### TASK DETAILS
Report how many lines below contain the word "value", giving the number and no other words.

### MATERIAL PROVIDED
──────────
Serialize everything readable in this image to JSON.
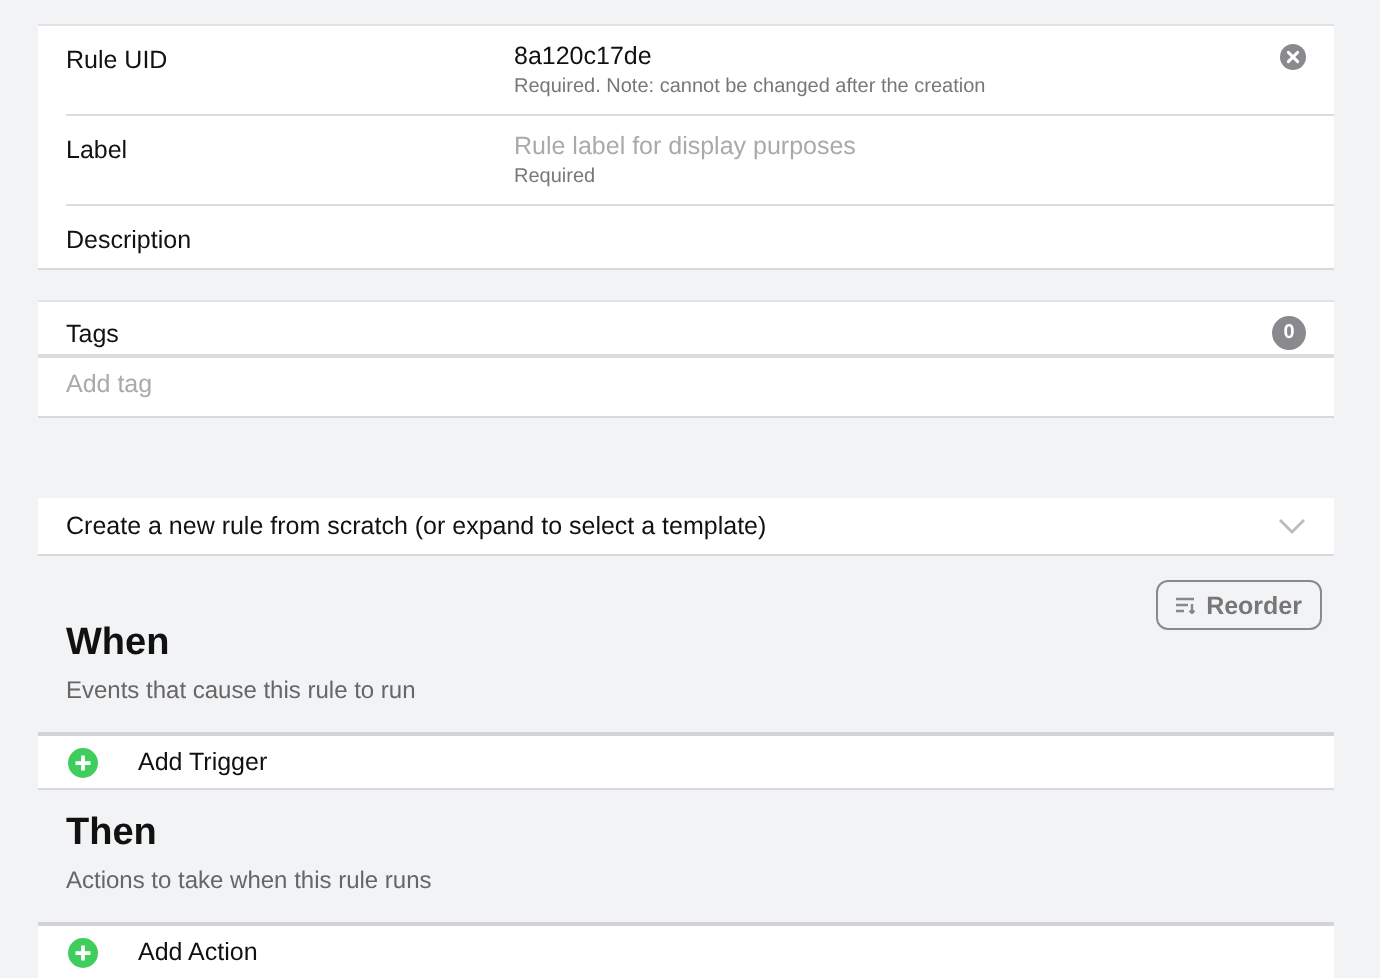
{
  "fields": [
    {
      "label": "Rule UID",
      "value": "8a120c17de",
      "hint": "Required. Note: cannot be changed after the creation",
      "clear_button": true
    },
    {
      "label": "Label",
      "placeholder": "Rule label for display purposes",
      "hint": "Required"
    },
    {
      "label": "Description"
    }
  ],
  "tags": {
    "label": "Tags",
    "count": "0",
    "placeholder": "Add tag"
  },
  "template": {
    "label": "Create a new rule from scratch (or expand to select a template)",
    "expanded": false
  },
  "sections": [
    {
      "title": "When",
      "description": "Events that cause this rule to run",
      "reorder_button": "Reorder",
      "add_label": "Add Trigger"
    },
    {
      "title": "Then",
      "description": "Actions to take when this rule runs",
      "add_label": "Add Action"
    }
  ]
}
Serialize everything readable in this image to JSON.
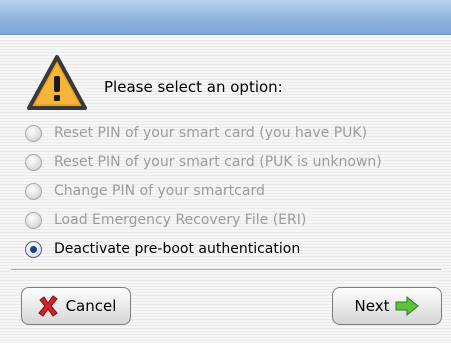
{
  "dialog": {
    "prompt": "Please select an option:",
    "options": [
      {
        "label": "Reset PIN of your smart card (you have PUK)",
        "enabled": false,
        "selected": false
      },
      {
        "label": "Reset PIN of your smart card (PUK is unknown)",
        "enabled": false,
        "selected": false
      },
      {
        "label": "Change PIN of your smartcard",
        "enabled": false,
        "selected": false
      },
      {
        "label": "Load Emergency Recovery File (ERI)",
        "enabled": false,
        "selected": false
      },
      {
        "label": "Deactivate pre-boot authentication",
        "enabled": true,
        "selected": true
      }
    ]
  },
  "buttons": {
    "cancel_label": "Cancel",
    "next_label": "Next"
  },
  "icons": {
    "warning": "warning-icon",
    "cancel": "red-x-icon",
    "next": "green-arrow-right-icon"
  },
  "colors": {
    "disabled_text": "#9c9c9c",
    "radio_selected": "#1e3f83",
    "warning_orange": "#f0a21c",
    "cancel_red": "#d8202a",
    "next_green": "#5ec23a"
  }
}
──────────
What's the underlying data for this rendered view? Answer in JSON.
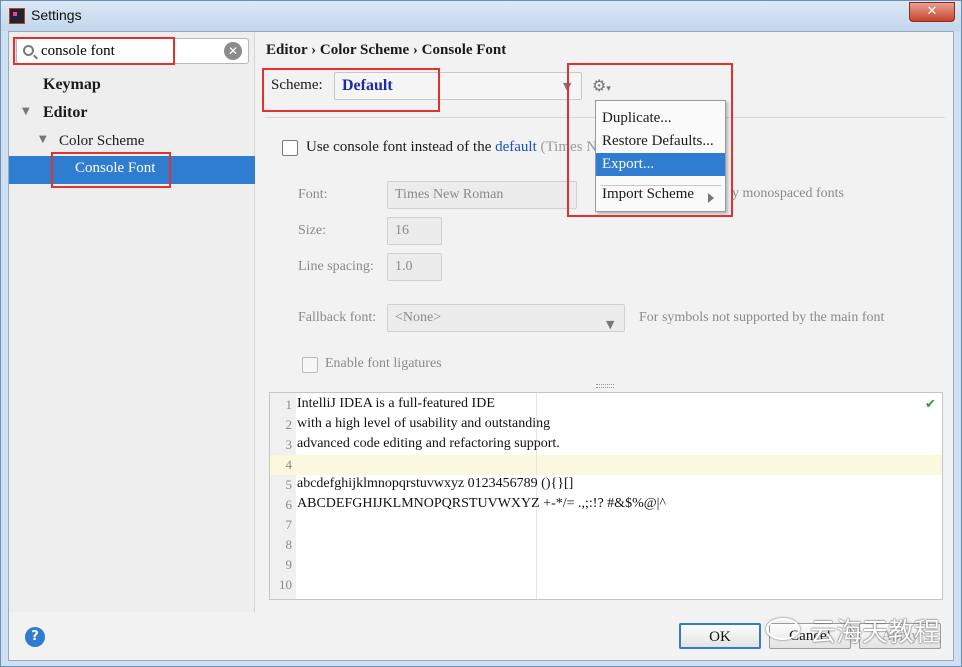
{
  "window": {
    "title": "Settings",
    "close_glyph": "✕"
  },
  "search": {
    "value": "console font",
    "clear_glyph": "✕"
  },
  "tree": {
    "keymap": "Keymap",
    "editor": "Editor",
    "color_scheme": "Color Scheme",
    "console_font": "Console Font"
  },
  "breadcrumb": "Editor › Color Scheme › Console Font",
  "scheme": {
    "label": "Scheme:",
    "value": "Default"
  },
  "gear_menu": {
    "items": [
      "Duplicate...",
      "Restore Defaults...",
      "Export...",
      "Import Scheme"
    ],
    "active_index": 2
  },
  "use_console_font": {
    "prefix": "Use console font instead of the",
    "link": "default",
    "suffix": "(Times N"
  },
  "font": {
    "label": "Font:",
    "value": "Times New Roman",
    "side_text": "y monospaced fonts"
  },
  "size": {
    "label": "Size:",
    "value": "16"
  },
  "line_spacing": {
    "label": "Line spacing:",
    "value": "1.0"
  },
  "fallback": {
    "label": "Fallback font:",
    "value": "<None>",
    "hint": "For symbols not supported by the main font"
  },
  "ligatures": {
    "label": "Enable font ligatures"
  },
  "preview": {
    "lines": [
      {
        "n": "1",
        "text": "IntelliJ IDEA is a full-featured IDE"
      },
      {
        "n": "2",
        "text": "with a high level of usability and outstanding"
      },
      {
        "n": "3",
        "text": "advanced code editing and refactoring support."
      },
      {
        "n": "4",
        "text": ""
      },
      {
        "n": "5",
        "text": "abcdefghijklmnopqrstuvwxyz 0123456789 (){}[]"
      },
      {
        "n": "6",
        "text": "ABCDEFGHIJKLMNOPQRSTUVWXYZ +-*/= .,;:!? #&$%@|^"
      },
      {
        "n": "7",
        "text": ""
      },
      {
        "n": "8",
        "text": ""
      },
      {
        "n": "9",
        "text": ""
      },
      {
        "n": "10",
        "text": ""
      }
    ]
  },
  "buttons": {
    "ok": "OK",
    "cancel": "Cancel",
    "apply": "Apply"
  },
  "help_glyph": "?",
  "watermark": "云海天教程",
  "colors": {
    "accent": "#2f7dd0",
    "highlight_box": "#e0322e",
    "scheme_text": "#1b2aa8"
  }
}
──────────
### TASK OUTPUT
7